by Shawna-Kay Williams
Undoubtedly, it can be quite a task to simultaneously maintain a family and a burgeoning career. However, many women have actually been able to do so. You would probably call them “superwomen,” but they all worked hard at devising a workable plan to have it all.
So, just how have they managed a career, while attending to the husband or common-law spouse, the children and their daily household duties? A helper? Not quite.
According to Georgette, who is in her final year at university, it has not been easy studying, attending to her 1-year-old daughter and her spouse. However, she stated that she has been able to do so successfully by drawing a line between her academic pursuits and her family and by managing her time well.
“You have to manage your time wisely so that you do not neglect any of your responsibilities. You will also need persons around you that will share in the duties you have to fulfill,” she stated. Georgette also added that it is also critical to have a supportive partner to help you strike a balance.
“You also need a strong father who takes his responsibility for his child seriously and who understands when you need time to do your assignments or any other tasks,” she explained.
When feeling overwhelmed, Georgette admitted to unwinding with friends, taking a walk or visiting her mother who is always supportive.
“You can balance both (a family and a career) and there is nothing more fulfilling than having a child and a family that love you,” she affirmed.
Allison, a secondary English and literature teacher and a part-time master’s student, said she has been able to nurture her 4-year-old daughter and her husband of 4 years by managing her time well.
“Time management is key. I try as best as possible not to take home school work. I maximize my time to complete work when I'm away from my family, but as soon as I get home, it is just family time,” she disclosed.
Chevanese, who is also a wife and mother for just over a year, said it has not been easy balancing her career in pharmacology and a full time family life.
“Honestly it is hard and some days I am very tired, but I try to do as much as I can and sometimes some things get left out in the process. When it comes to the house, I've adopted a it-can-wait attitude. As long as my child and husband are fed, I am fine,” she stated.
Chevanese also added that her husband is very helpful with household tasks and is rather a mellow chap.

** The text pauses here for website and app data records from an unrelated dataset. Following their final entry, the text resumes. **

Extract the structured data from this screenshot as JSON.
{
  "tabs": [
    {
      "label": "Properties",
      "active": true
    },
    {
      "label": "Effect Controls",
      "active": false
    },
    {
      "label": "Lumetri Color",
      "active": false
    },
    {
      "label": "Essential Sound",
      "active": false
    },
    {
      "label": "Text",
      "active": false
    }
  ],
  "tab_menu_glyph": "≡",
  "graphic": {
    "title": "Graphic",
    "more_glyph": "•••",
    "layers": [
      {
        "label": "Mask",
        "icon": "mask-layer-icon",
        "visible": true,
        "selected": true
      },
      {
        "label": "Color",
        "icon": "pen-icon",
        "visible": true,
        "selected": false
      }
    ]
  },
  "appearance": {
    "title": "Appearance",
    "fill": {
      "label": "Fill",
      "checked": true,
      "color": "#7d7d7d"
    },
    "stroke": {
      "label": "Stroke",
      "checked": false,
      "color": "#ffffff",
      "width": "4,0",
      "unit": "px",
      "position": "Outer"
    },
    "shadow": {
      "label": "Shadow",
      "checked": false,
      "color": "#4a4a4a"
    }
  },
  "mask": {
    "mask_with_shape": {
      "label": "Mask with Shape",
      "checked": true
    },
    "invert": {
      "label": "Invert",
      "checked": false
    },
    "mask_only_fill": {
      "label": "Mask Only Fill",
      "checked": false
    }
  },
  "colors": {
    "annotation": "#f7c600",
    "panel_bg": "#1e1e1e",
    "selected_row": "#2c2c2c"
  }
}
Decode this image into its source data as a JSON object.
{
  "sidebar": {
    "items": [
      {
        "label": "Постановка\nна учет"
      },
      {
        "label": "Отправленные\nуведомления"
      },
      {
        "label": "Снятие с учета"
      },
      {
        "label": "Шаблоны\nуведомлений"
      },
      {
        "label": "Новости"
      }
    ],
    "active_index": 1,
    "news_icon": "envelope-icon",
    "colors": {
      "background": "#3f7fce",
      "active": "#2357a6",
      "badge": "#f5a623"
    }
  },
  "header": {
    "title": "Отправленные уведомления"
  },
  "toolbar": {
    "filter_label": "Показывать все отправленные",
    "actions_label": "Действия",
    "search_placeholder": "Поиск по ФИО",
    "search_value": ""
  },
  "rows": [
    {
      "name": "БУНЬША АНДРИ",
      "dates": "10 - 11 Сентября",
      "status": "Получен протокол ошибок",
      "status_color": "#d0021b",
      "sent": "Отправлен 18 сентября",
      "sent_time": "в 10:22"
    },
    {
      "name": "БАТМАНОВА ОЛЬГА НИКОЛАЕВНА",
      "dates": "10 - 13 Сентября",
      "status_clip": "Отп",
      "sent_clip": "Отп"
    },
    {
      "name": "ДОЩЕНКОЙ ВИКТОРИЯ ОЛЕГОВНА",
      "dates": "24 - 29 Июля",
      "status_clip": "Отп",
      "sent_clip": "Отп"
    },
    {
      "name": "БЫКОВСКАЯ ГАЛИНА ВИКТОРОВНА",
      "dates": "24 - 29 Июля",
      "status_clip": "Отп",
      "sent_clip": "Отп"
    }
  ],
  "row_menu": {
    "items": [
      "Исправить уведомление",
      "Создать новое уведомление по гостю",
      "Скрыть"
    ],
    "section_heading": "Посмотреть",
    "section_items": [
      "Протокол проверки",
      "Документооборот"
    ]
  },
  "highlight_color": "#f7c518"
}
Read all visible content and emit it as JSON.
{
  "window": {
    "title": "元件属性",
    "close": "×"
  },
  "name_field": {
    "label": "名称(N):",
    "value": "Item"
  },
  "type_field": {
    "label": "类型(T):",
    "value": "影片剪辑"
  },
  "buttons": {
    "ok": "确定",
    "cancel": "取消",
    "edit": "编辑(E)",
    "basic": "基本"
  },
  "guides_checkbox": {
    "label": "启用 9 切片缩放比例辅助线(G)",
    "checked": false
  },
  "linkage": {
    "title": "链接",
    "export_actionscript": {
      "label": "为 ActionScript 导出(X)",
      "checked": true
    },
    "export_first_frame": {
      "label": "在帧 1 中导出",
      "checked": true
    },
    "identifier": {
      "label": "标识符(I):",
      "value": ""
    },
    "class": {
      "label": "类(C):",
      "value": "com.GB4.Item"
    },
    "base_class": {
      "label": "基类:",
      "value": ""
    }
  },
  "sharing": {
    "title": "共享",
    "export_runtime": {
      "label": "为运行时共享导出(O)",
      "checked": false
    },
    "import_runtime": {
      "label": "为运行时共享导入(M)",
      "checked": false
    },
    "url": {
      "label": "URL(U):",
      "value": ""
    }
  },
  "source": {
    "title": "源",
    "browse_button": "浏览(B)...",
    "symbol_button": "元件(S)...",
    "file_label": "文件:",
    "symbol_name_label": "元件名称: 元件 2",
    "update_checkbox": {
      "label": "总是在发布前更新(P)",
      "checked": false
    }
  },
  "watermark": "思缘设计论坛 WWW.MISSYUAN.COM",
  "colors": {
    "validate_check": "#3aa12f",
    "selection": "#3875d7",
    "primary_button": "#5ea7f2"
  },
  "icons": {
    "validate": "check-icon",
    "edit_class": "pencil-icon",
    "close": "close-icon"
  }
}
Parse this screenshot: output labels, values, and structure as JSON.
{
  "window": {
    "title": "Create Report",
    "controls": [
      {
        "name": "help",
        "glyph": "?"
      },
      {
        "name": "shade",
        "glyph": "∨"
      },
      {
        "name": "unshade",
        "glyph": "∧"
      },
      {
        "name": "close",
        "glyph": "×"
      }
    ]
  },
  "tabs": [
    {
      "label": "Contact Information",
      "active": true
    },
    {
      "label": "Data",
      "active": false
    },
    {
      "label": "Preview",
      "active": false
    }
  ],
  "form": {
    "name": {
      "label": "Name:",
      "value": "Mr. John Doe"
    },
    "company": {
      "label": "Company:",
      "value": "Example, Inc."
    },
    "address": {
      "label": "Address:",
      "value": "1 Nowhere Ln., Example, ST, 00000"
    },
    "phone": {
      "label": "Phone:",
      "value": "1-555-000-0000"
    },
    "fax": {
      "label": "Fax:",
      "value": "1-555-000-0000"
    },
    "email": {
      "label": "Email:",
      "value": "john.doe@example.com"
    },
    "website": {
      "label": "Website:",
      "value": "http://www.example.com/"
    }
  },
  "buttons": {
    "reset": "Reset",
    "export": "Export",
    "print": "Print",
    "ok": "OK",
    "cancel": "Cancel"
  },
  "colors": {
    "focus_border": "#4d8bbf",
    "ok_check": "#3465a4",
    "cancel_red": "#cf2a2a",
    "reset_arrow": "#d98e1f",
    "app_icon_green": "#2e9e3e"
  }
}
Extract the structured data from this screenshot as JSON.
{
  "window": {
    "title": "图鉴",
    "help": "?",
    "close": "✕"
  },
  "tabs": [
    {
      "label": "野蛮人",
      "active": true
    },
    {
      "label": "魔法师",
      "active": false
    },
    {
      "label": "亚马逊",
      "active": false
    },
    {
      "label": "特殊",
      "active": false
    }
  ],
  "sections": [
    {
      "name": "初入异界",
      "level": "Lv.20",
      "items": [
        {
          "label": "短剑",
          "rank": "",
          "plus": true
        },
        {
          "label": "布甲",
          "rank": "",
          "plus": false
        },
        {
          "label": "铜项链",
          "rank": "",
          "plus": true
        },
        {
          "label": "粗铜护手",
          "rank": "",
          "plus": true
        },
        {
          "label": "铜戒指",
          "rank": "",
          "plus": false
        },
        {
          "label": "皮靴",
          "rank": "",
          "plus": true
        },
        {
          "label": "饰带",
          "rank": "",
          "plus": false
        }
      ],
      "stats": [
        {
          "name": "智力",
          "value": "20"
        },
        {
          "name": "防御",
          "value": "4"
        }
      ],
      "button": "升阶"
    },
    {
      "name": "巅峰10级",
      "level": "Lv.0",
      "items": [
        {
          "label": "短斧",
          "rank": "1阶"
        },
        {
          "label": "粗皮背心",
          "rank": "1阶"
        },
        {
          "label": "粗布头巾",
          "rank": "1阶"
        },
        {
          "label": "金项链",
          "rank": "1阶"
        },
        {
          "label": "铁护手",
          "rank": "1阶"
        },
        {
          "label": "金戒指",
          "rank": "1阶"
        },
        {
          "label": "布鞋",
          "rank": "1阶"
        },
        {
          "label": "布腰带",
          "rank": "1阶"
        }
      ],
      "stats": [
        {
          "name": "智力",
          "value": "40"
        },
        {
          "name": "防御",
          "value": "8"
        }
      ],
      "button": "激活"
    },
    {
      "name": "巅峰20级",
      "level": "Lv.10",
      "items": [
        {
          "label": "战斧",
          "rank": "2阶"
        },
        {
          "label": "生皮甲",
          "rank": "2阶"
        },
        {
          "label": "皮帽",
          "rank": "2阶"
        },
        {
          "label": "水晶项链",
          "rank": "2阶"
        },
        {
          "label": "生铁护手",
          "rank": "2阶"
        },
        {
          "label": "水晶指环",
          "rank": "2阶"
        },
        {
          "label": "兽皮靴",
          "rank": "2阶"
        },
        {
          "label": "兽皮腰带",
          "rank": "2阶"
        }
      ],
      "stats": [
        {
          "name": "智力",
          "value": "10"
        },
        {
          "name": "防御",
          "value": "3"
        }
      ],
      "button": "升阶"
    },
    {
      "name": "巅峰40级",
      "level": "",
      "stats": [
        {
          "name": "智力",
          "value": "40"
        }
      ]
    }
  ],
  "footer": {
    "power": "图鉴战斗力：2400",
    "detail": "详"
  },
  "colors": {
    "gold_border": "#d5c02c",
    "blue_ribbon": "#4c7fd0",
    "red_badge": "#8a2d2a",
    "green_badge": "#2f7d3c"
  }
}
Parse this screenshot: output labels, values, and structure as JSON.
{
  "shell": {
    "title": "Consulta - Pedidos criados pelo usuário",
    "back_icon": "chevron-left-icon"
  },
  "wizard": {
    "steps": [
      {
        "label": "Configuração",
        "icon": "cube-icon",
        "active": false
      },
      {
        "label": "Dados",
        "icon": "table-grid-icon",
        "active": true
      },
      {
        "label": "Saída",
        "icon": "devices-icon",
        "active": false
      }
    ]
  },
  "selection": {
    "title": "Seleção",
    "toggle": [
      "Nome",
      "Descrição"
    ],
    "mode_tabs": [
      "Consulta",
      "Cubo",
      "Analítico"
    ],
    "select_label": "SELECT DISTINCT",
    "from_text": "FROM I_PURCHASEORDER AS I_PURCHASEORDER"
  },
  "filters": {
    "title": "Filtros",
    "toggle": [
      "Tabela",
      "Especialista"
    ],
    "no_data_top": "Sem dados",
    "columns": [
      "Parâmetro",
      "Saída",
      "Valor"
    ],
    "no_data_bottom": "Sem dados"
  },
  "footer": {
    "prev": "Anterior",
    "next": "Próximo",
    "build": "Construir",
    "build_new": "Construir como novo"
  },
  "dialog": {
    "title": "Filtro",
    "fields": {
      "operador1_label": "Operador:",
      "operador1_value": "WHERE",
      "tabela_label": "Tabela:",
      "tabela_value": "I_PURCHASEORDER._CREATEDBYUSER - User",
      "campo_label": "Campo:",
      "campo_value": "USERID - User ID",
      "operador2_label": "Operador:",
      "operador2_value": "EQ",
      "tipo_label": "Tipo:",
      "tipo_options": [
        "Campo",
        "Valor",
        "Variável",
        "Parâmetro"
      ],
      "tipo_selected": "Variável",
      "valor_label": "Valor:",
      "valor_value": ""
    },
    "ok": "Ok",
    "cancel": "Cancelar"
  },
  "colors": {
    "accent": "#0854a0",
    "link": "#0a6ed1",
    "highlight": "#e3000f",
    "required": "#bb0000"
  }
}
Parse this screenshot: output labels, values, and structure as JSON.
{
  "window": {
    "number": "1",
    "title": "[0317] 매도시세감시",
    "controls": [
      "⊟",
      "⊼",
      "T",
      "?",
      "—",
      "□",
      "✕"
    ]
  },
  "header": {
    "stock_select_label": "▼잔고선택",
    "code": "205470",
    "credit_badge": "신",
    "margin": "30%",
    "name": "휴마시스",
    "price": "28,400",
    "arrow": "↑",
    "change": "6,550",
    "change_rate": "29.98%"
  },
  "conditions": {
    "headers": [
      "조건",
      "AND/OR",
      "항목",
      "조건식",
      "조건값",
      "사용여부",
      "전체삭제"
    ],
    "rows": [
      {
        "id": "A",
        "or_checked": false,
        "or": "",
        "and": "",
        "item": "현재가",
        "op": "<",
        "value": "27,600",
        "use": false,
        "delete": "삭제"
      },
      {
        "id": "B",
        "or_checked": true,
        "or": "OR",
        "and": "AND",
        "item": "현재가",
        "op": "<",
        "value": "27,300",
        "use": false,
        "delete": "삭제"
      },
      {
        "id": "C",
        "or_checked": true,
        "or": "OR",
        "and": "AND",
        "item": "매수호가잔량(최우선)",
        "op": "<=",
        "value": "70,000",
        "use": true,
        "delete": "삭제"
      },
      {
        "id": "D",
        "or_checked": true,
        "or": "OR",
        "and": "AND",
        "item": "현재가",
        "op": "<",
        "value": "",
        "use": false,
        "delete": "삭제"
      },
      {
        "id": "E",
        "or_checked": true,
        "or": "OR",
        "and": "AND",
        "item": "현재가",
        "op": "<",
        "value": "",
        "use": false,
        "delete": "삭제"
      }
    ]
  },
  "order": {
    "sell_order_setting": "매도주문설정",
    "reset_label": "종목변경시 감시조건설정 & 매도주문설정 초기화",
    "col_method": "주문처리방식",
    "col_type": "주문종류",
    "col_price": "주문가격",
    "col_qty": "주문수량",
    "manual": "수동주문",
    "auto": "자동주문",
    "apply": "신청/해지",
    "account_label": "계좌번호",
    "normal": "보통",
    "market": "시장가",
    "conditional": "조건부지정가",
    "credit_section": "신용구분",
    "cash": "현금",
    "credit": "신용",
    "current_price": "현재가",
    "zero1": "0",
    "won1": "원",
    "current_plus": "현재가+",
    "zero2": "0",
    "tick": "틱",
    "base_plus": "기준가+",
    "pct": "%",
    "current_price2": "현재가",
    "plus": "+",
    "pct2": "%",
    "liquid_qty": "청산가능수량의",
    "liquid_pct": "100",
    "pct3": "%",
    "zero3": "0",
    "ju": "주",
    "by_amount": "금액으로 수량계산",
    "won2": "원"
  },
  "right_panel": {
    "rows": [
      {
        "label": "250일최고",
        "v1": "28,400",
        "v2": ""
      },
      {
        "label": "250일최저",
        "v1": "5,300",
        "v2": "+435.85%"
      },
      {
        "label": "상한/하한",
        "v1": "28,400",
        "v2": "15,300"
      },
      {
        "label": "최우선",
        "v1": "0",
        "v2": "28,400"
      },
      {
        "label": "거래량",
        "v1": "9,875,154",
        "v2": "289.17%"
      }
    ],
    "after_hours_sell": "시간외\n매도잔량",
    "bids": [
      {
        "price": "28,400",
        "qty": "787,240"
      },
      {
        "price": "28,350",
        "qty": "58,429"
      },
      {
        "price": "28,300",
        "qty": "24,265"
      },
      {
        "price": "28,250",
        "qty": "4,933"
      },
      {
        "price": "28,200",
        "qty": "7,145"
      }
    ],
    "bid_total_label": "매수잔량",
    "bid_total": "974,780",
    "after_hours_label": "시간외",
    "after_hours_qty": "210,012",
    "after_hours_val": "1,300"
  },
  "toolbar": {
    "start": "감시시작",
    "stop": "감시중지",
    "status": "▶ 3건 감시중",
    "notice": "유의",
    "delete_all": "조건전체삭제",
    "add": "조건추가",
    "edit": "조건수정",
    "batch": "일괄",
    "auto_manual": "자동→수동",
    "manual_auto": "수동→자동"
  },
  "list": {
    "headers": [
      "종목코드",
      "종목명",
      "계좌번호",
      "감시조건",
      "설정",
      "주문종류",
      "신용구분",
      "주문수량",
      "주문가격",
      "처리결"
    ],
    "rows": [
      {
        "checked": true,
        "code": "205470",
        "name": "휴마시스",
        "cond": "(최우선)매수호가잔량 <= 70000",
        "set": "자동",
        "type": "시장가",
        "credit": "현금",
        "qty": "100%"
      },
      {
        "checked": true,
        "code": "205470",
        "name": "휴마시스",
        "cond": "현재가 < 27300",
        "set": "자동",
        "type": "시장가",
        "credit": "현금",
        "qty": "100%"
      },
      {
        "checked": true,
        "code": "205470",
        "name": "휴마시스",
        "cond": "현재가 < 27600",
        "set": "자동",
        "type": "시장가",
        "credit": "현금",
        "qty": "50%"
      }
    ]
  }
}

“He will do just about any household chore. He is also very laid-back and so we can order pizza for dinner and it's not a problem,” she explained. While Chevanese admitted that she believes a woman can have a family and a career, she stated that there are sacrifices that must be made.
“I work shorter hours so I can spend more time with my baby and that’s a sacrifice I choose to make,” she shared. Furthermore, she is advising women to accept necessary assistance and refrain from striving to be “superwoman.”
“Accept that you will need help at times and never feel like you have to be ‘superwoman’ and complete everything on your own. Don't let your career suffer because putting time into your career also means that your family will be cared for financially. Moreover, a career gives a feeling of accomplishment,” she posited.
For Lisa, a married woman for 7 years and the mother of three children – two boys and a girl - it has not been smooth sailing balancing her career as a broadcast journalist, while taking care of her family.
“It is not an easy task. I love my family, and I like what I do so I have had to work around my circumstances,” she admitted.
Like the women we have mentioned, Lisa said that in order to create a balance and lead a rewarding life, she has to discipline herself and endeavour to manage her time well.
“Time management and planning ahead are very important. I involve the family as much as possible with chores. I also get the children to assist each other with homework and other school-related activities,” she stated.
In starting and maintaining a family, while pursuing your chosen career, you could consider doing the following:
1. Identify a strong support system
This means, identifying relatives and friends who could help you with getting work done. Who could babysit for you sometimes, while you study or complete a project at work? If you have maintained a good relationship with these persons and have been equally supportive, they are likely to render similar assistance upon your request.
2. Plan ahead
Dedicate some time on the weekend to plan the week’s undertakings. Ensure that your schedule is not extremely rigid and therefore becomes inflexible in the event of an unforeseen occurrence. Give yourself some amount of space for impromptu assignments at work or for situations that may arise at home. You could also have a weekly family meeting to help you create this plan. This way, everybody’s situation would be accounted for and every immediate family member would know and understand the order of things.
3. Share the workload
Allow your husband or spouse and the children to help with the house chores. This way, you do not have to overwhelm yourself with everything . Moreover, the children will grow to be responsible.
4. Check with your human resource department to work out a flexible schedule
If you are disciplined enough, you could actually work from home sometimes, instead of spending time travelling to and from work. That time could be spent getting the work done and clearing your schedule for family time afterwards.
5. Make time for yourself
It is important that while you work hard and attend to your family, you schedule some time to relax or hang out with a few of your friends. A girls’ night out at the end of each month is a great way to get you started. This will allow you to rejuvenate and better tackle other days as a working mom!